NCSC-certification also boosts universities’ efforts to attract high-quality students from around the world, helping make the UK resilient to cyber attack and one of the most secure spaces to do business in cyberspace.

And spinout companies launched from research projects at the Cyber Academy are now making headlines in their own right.

ZoneFox – which grew out of university PhD research and specialises in cloud-based insider threat detection – was recently taken over by California-based cybersecurity giant Fortinet, and Cyan Forensics, which has developed digital forensic technology to help catch criminals faster, has brought in nearly £1.5million in funding since it was founded in 2016.

Professor Bill Buchanan, who leads the cybersecurity subject group and research centre, said: “Our programmes have been designed with an industry focus, but also with a strong academic foundation. The certification thus showcases both the quality of our academic environment, along with the quality of our graduates.”

Chris Ensor, NCSC deputy director for skills and growth, said: “I am delighted to see Edinburgh Napier becoming the first university in the UK to achieve full certification for this undergraduate degree which combines study of both cybersecurity and forensics.
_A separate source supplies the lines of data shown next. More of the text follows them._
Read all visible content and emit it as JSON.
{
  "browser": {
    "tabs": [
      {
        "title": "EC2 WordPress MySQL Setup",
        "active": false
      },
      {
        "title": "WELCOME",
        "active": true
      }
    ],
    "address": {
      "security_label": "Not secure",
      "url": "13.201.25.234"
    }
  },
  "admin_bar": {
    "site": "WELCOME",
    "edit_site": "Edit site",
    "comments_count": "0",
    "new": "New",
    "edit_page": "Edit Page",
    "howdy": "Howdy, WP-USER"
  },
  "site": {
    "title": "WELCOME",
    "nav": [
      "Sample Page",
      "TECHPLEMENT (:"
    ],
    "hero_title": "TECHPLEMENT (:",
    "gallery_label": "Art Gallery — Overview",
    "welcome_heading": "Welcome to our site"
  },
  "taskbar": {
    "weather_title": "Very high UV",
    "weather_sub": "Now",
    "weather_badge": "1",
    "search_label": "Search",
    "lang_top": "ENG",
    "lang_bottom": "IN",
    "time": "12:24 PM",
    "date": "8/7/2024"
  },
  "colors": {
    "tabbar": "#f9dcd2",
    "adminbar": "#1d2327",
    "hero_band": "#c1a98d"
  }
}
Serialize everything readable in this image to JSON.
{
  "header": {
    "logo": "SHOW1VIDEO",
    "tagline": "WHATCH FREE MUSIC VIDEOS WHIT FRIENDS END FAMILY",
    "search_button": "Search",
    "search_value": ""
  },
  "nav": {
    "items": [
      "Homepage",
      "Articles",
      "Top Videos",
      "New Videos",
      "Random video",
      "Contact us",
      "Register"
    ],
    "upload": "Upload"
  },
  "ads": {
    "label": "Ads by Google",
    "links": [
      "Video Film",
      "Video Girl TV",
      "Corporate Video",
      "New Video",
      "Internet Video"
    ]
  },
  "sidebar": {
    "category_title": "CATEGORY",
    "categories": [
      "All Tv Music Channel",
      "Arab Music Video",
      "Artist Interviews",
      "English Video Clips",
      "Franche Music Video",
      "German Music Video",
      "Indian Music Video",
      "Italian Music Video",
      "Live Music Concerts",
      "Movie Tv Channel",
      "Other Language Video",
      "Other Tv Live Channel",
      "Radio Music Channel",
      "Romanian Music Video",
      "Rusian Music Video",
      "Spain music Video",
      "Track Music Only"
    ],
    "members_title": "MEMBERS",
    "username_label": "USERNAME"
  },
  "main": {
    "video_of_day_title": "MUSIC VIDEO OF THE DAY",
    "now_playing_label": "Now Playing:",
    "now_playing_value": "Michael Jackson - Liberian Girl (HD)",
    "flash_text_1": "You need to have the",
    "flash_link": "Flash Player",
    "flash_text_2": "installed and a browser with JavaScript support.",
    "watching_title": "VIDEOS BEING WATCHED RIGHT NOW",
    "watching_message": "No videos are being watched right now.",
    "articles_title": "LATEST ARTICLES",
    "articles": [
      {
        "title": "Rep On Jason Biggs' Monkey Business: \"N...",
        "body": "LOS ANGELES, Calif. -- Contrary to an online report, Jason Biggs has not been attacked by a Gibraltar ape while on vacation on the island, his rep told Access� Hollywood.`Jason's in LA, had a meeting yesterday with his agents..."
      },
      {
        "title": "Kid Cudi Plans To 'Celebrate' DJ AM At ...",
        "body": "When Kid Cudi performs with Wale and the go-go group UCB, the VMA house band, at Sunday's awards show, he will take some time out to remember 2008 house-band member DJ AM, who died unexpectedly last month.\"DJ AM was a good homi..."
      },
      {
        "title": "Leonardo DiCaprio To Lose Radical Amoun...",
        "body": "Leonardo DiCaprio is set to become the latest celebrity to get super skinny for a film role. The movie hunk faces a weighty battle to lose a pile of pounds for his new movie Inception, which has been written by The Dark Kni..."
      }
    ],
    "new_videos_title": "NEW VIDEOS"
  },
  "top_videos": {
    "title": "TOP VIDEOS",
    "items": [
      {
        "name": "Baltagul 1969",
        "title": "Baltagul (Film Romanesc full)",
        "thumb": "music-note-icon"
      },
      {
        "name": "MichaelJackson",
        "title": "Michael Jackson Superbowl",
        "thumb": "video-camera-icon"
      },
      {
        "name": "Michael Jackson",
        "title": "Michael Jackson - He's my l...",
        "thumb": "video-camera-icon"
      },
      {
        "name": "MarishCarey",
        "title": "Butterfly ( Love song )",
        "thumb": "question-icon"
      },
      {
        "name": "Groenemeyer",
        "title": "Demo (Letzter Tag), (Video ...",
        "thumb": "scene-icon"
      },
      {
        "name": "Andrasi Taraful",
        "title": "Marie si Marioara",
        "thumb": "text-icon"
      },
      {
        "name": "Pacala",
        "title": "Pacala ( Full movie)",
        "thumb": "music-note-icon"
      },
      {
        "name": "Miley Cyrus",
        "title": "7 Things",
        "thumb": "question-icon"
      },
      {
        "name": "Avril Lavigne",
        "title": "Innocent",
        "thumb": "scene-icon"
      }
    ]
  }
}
Certified courses are an important aspect of our continued efforts to provide the right environment to deliver the next generation of cybersecurity professionals.”

Professor Sally Smith, Dean of Computing at Edinburgh Napier, said: “The programme team and the wider subject group have worked extremely hard to create an exceptional course and achieve this external certification, which enhances the already excellent reputation which we have for cybersecurity at Edinburgh Napier University.”